"Keeping Britain's Industry on the Road."
The Pelican Engineering Company was originally formed in 1919 by Mr Ernest Crump when the army no longer required his services as a dispatch rider at the end of the First World War. At the time of his discharge his entire worldly possessions could be carried in one suitcase but undeterred, he decided to employ skills he had learned from the army in civilian life. Searching for an original name, he remembered his regimental mascot, the Pelican, and transferred the name to his new business hoping it would bring him good fortune there too.
He used his army discharge pay to place a deposit on a small shed at Scout Hill, Dewsbury and within 12 months he was employing four men busily engaged in converting surplus military vehicles into a road worthy specification. By 1928, the company was doing so much business that it needed to move to larger premises in Pepper Road, Hunslet, Leeds.
In 1931 Pelican was made an official agent for Gardner oil engines confirming a partnership that would last for over 60 years.
Between 1931 and 1940 the company carried out over 800 conversions, removing petrol engines from buses and trucks and replacing them with Gardner diesel engines. Also during the thirties, Pelican became involved with Foden Trucks of Sandbach, Cheshire whose vehicles were becoming an increasingly common sight on the roads.
Like Pelican, Foden at the time was a family run business with a history dating back to the steam engines of the previous century. In 1934 Pelican became the official Yorkshire selling agent for Foden Trucks.
Throughout the Second World War, Pelican worked almost exclusively for the Ministry of Defence, involved in the preparation and refurbishment of army trucks which meant the firm was able to grow further during these most difficult of times.
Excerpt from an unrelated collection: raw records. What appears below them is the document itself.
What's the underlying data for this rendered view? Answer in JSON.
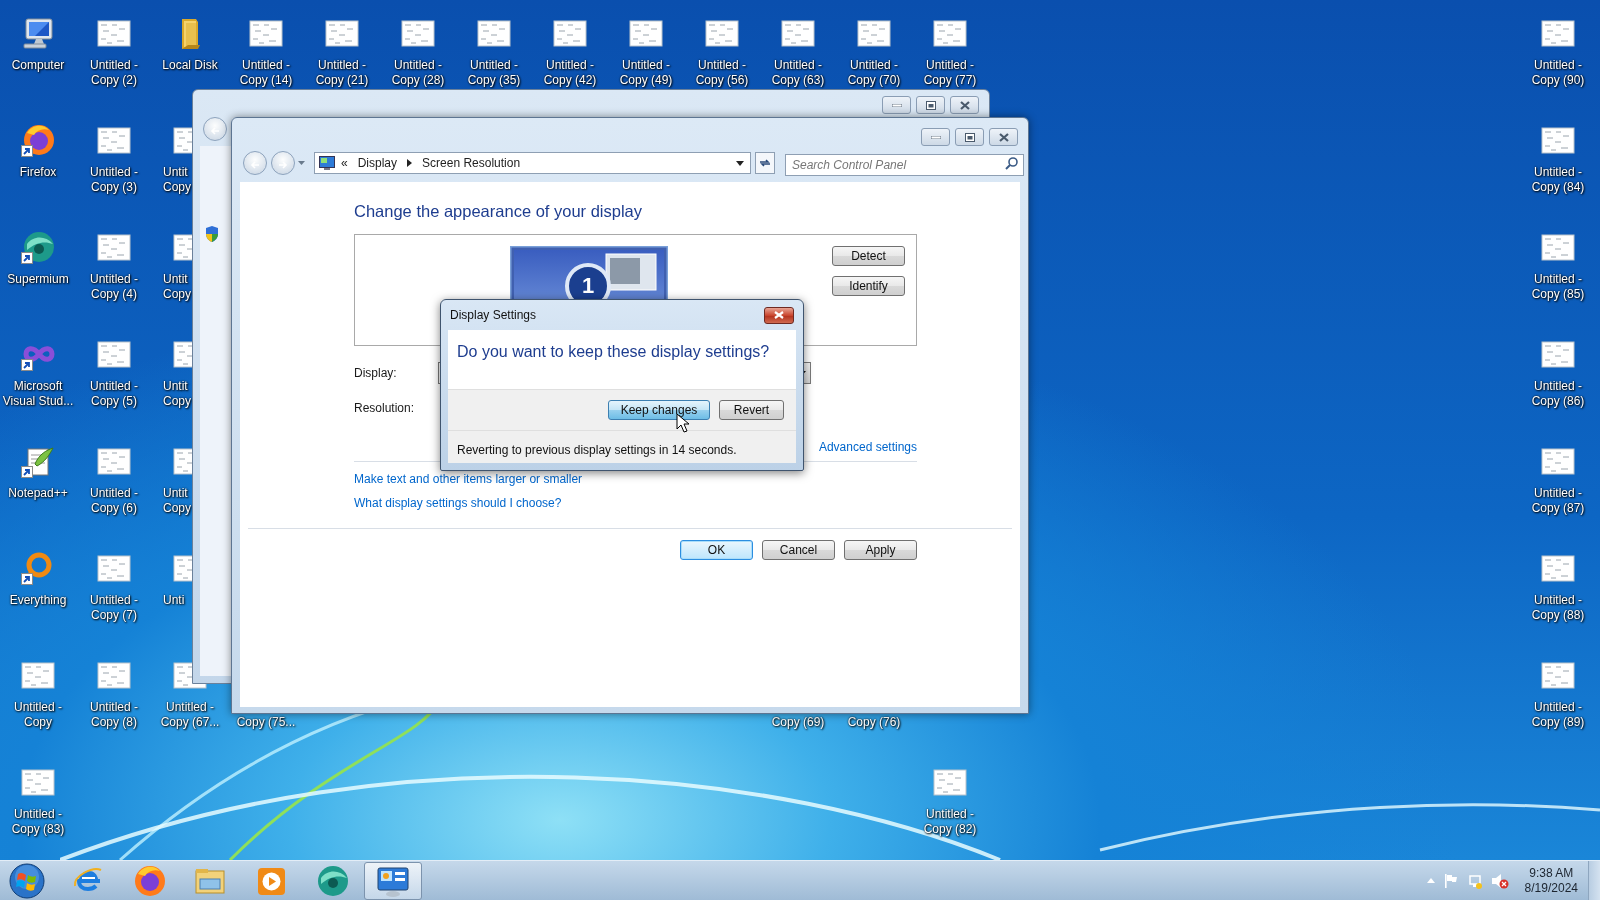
{
  "desktop": {
    "columns": [
      [
        {
          "label": "Computer",
          "kind": "computer",
          "shortcut": false,
          "cut_off": false
        },
        {
          "label": "Firefox",
          "kind": "firefox",
          "shortcut": true,
          "cut_off": false
        },
        {
          "label": "Supermium",
          "kind": "supermium",
          "shortcut": true,
          "cut_off": false
        },
        {
          "label": "Microsoft Visual Stud...",
          "kind": "visual-studio",
          "shortcut": true,
          "cut_off": false
        },
        {
          "label": "Notepad++",
          "kind": "notepad",
          "shortcut": true,
          "cut_off": false
        },
        {
          "label": "Everything",
          "kind": "everything",
          "shortcut": true,
          "cut_off": false
        },
        {
          "label": "Untitled - Copy",
          "kind": "document",
          "shortcut": false,
          "cut_off": false
        },
        {
          "label": "Untitled - Copy (83)",
          "kind": "document",
          "shortcut": false,
          "cut_off": false
        }
      ],
      [
        {
          "label": "Untitled - Copy (2)",
          "kind": "document",
          "shortcut": false,
          "cut_off": false
        },
        {
          "label": "Untitled - Copy (3)",
          "kind": "document",
          "shortcut": false,
          "cut_off": false
        },
        {
          "label": "Untitled - Copy (4)",
          "kind": "document",
          "shortcut": false,
          "cut_off": false
        },
        {
          "label": "Untitled - Copy (5)",
          "kind": "document",
          "shortcut": false,
          "cut_off": false
        },
        {
          "label": "Untitled - Copy (6)",
          "kind": "document",
          "shortcut": false,
          "cut_off": false
        },
        {
          "label": "Untitled - Copy (7)",
          "kind": "document",
          "shortcut": false,
          "cut_off": false
        },
        {
          "label": "Untitled - Copy (8)",
          "kind": "document",
          "shortcut": false,
          "cut_off": false
        }
      ],
      [
        {
          "label": "Local Disk",
          "kind": "folder",
          "shortcut": false,
          "cut_off": false
        },
        {
          "label": "Untit Copy",
          "kind": "document",
          "shortcut": false,
          "cut_off": true
        },
        {
          "label": "Untit Copy",
          "kind": "document",
          "shortcut": false,
          "cut_off": true
        },
        {
          "label": "Untit Copy",
          "kind": "document",
          "shortcut": false,
          "cut_off": true
        },
        {
          "label": "Untit Copy",
          "kind": "document",
          "shortcut": false,
          "cut_off": true
        },
        {
          "label": "Unti",
          "kind": "document",
          "shortcut": false,
          "cut_off": true
        },
        {
          "label": "Untitled - Copy (67...",
          "kind": "document",
          "shortcut": false,
          "cut_off": false
        }
      ],
      [
        {
          "label": "Untitled - Copy (14)",
          "kind": "document",
          "shortcut": false,
          "cut_off": false
        },
        null,
        null,
        null,
        null,
        null,
        {
          "label": "Copy (75...",
          "kind": "label",
          "cut_off": true
        }
      ],
      [
        {
          "label": "Untitled - Copy (21)",
          "kind": "document",
          "shortcut": false,
          "cut_off": false
        }
      ],
      [
        {
          "label": "Untitled - Copy (28)",
          "kind": "document",
          "shortcut": false,
          "cut_off": false
        }
      ],
      [
        {
          "label": "Untitled - Copy (35)",
          "kind": "document",
          "shortcut": false,
          "cut_off": false
        }
      ],
      [
        {
          "label": "Untitled - Copy (42)",
          "kind": "document",
          "shortcut": false,
          "cut_off": false
        }
      ],
      [
        {
          "label": "Untitled - Copy (49)",
          "kind": "document",
          "shortcut": false,
          "cut_off": false
        }
      ],
      [
        {
          "label": "Untitled - Copy (56)",
          "kind": "document",
          "shortcut": false,
          "cut_off": false
        }
      ],
      [
        {
          "label": "Untitled - Copy (63)",
          "kind": "document",
          "shortcut": false,
          "cut_off": false
        },
        null,
        null,
        null,
        null,
        null,
        {
          "label": "Copy (69)",
          "kind": "label",
          "cut_off": true
        }
      ],
      [
        {
          "label": "Untitled - Copy (70)",
          "kind": "document",
          "shortcut": false,
          "cut_off": false
        },
        null,
        null,
        null,
        null,
        null,
        {
          "label": "Copy (76)",
          "kind": "label",
          "cut_off": true
        }
      ],
      [
        {
          "label": "Untitled - Copy (77)",
          "kind": "document",
          "shortcut": false,
          "cut_off": false
        },
        null,
        null,
        null,
        null,
        null,
        null,
        {
          "label": "Untitled - Copy (82)",
          "kind": "document",
          "shortcut": false,
          "cut_off": false
        }
      ]
    ],
    "right_column": [
      {
        "label": "Untitled - Copy (90)",
        "kind": "document",
        "shortcut": false,
        "cut_off": false
      },
      {
        "label": "Untitled - Copy (84)",
        "kind": "document",
        "shortcut": false,
        "cut_off": false
      },
      {
        "label": "Untitled - Copy (85)",
        "kind": "document",
        "shortcut": false,
        "cut_off": false
      },
      {
        "label": "Untitled - Copy (86)",
        "kind": "document",
        "shortcut": false,
        "cut_off": false
      },
      {
        "label": "Untitled - Copy (87)",
        "kind": "document",
        "shortcut": false,
        "cut_off": false
      },
      {
        "label": "Untitled - Copy (88)",
        "kind": "document",
        "shortcut": false,
        "cut_off": false
      },
      {
        "label": "Untitled - Copy (89)",
        "kind": "document",
        "shortcut": false,
        "cut_off": false
      }
    ]
  },
  "window": {
    "address": {
      "prefix": "«",
      "breadcrumb": [
        "Display",
        "Screen Resolution"
      ]
    },
    "search": {
      "placeholder": "Search Control Panel"
    },
    "heading": "Change the appearance of your display",
    "monitor": {
      "number": "1"
    },
    "side_buttons": [
      "Detect",
      "Identify"
    ],
    "fields": [
      {
        "label": "Display:",
        "dropdown": true
      },
      {
        "label": "Resolution:",
        "dropdown": false
      }
    ],
    "advanced_link": "Advanced settings",
    "links": [
      "Make text and other items larger or smaller",
      "What display settings should I choose?"
    ],
    "buttons": [
      {
        "label": "OK",
        "default": true
      },
      {
        "label": "Cancel",
        "default": false
      },
      {
        "label": "Apply",
        "default": false
      }
    ]
  },
  "dialog": {
    "title": "Display Settings",
    "question": "Do you want to keep these display settings?",
    "buttons": [
      {
        "label": "Keep changes",
        "focused": true
      },
      {
        "label": "Revert",
        "focused": false
      }
    ],
    "message": "Reverting to previous display settings in 14 seconds."
  },
  "taskbar": {
    "items": [
      {
        "kind": "internet-explorer",
        "active": false
      },
      {
        "kind": "firefox",
        "active": false
      },
      {
        "kind": "explorer",
        "active": false
      },
      {
        "kind": "media-player",
        "active": false
      },
      {
        "kind": "supermium",
        "active": false
      },
      {
        "kind": "control-panel",
        "active": true
      }
    ],
    "clock": {
      "time": "9:38 AM",
      "date": "8/19/2024"
    }
  }
}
By 1946 the business had outgrown the Pepper Road site and the decision was taken to move again, this time to the old tram workshops at Bell Hill, Rothwell.
Ernest Crump's only son, Bob joined the company after completing his national service in 1952. At the age of 22 he was set on as the company's first salesman with a view to increasing the number of Fodens on the roads of West Yorkshire. His task was made easier by the large motorway building projects of the fifties and sixties. Early sales success in these areas earned Foden its reputation as the foremost supplier of vehicles to the construction industry.
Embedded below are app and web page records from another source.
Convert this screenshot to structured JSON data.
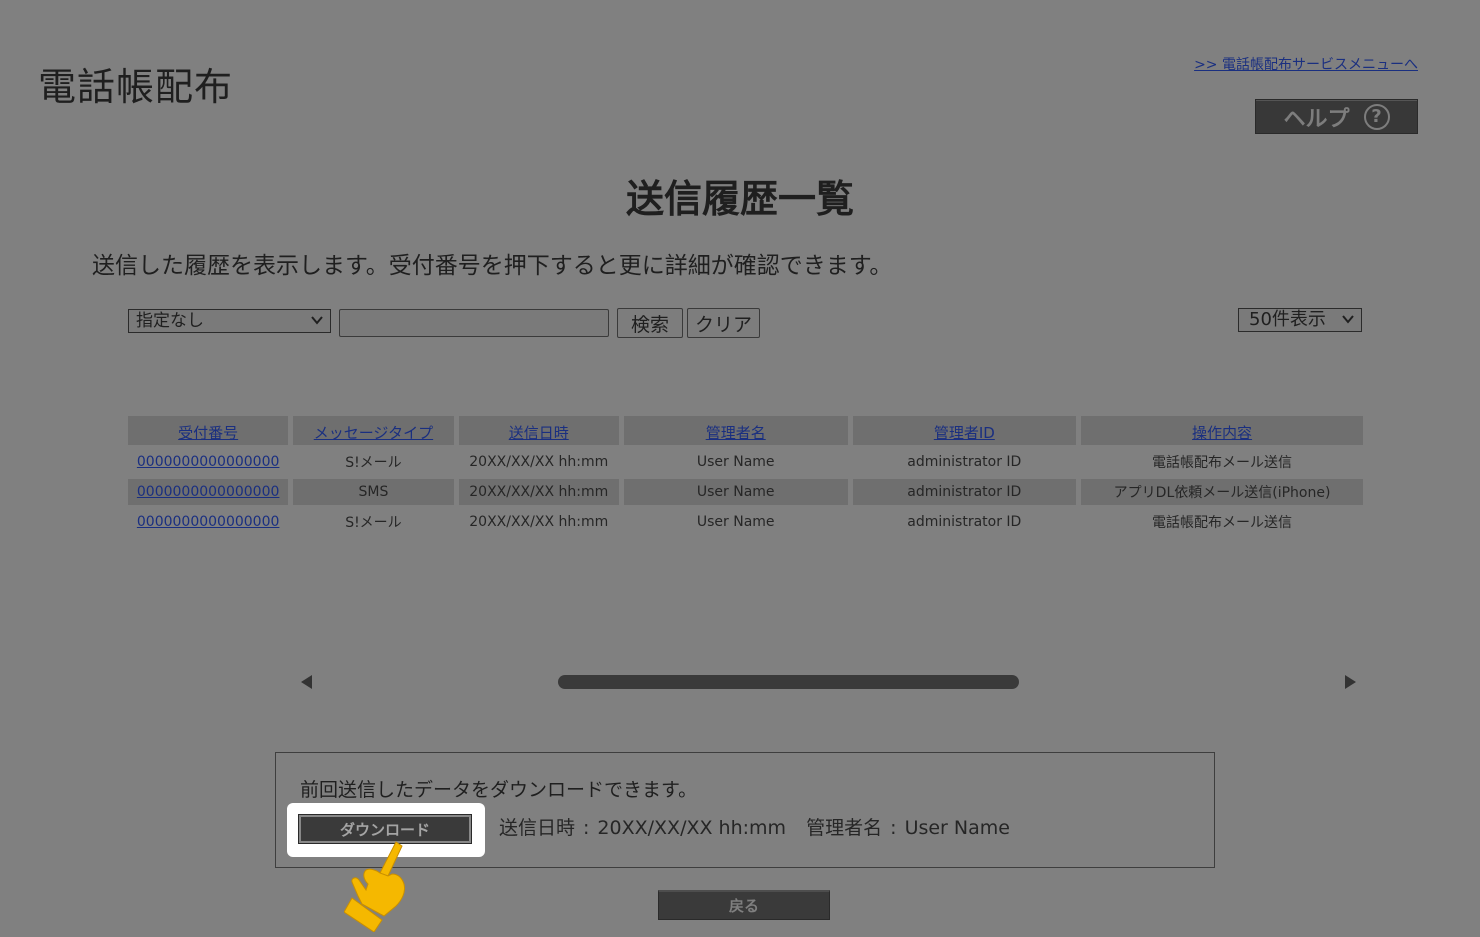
{
  "header": {
    "title": "電話帳配布",
    "menu_link": ">> 電話帳配布サービスメニューへ",
    "help_label": "ヘルプ",
    "help_icon_glyph": "?"
  },
  "main": {
    "section_title": "送信履歴一覧",
    "description": "送信した履歴を表示します。受付番号を押下すると更に詳細が確認できます。"
  },
  "filter": {
    "select_value": "指定なし",
    "search_value": "",
    "search_button": "検索",
    "clear_button": "クリア",
    "per_page_value": "50件表示"
  },
  "table": {
    "columns": [
      "受付番号",
      "メッセージタイプ",
      "送信日時",
      "管理者名",
      "管理者ID",
      "操作内容"
    ],
    "rows": [
      [
        "0000000000000000",
        "S!メール",
        "20XX/XX/XX hh:mm",
        "User Name",
        "administrator ID",
        "電話帳配布メール送信"
      ],
      [
        "0000000000000000",
        "SMS",
        "20XX/XX/XX hh:mm",
        "User Name",
        "administrator ID",
        "アプリDL依頼メール送信(iPhone)"
      ],
      [
        "0000000000000000",
        "S!メール",
        "20XX/XX/XX hh:mm",
        "User Name",
        "administrator ID",
        "電話帳配布メール送信"
      ]
    ]
  },
  "download": {
    "message": "前回送信したデータをダウンロードできます。",
    "button_label": "ダウンロード",
    "sent_label": "送信日時",
    "sent_value": "20XX/XX/XX hh:mm",
    "admin_label": "管理者名",
    "admin_value": "User Name"
  },
  "footer": {
    "back_label": "戻る"
  },
  "colors": {
    "background": "#808080",
    "link": "#1a2f80",
    "dark_button": "#3a3a3a",
    "pointer": "#f5b800"
  },
  "icons": {
    "pointer": "pointing-hand-icon",
    "help": "question-circle-icon",
    "dropdown": "chevron-down-icon"
  }
}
Ernest Crump died in 1968 leaving the business to his son Bob. By 1980 the Bell Hill site had trebled in size and employed more than 50 people. The Gardner engine reconditioning business was in decline and the company had moved into the manufacture of specialist marine generating sets for trawlers and small ships. Initially this business was based on the Gardner engine but this later changed to incorporate Cummins and Caterpillar engines. Further expansion was achieved when Pelican developed a range of industrial generating sets which now use engines from all main suppliers.
In 1980 Foden went into receivership and was subsequently bought by the American multinational PACCAR. PACCAR owned Kenworth and Peterbilt in America and wanted to expand into the European market. After the initial uncertainty surrounding the takeover confidence was restored as PACCAR began to invest in the future of Foden. The company was steadily able to increase its Foden business in the eighties culminating in the sale of a record 350 Fodens in 1989.
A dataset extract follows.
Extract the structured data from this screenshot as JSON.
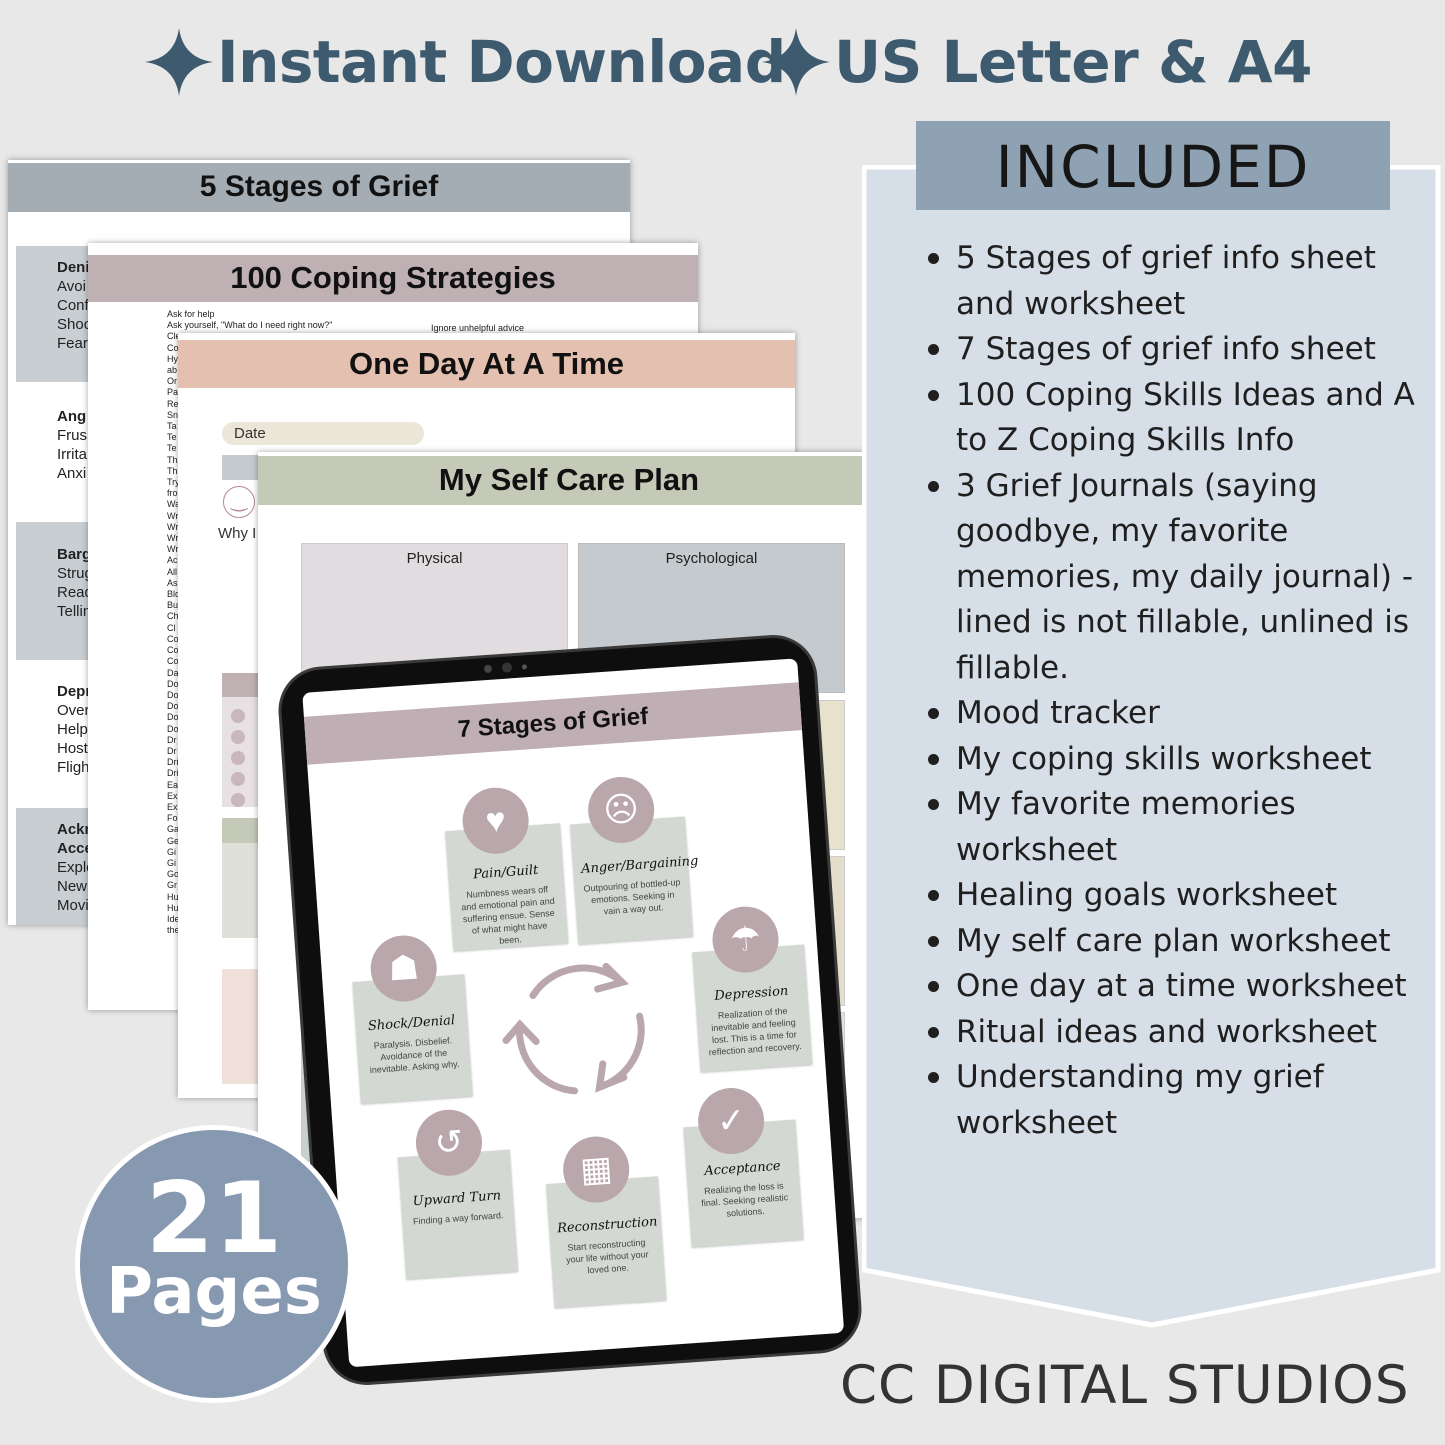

In 1991, Pelican took on a Seddon Atkinson main dealership which was operated as a separate company, Knottingley Trucks from premises in Knottingley village.
In 1996 Bob Crump decided to settle for an easier life and handed over control to his son Richard who presently manages the company.
By 2001, the company's long association with Rothwell in South Leeds was over and the business relocated to brand new purpose built facilities on Wakefield Europort. In 2002 Knottingley Trucks was relocated out of Knottingley and joined the Foden business in the same building.
In 2003, Pelican purchased the property and assets of Linpac DAF at Sherbern-in-Elmet and moved that business into the Castleford site, creating one of the largest single site truck businesses in Yorkshire. The Castleford site was extended to accommodate the new DAF business and by the end of 2004 the aftersales volumes through the business had doubled due to the huge volume of DAF vehicles in operation.
In 2005 PACCAR decided to cease production of Foden vehicles, exactly 150 years after Foden was first started, and as a result of this decision, Pelican moved into the sale and distribution of Hino trucks which currently has largely replaced the Foden business.
The closure on Seddon Atkinson in 2006 coincided with the company opening a new MAN Truck & Bus dealership which shares the same facilities with the Deutz and Kubota engine agencies aquired at the same time.
In 2010 Pelican signed an agreement with RASCO to be the UK distributor for their range of winter and summer road maintenance equipment and this sits alongside the agency for Dulevo street sweepers.
Our Service Department is equipped with the very
latest tooling and equipment required to support MAN
and Neoplan operators.
Parts & Accessories
Our Parts Department supplies the full range of MAN
and Neoplan parts from stock held at the dealership.
Our Used Truck Sales department specialises in
used MAN trucks.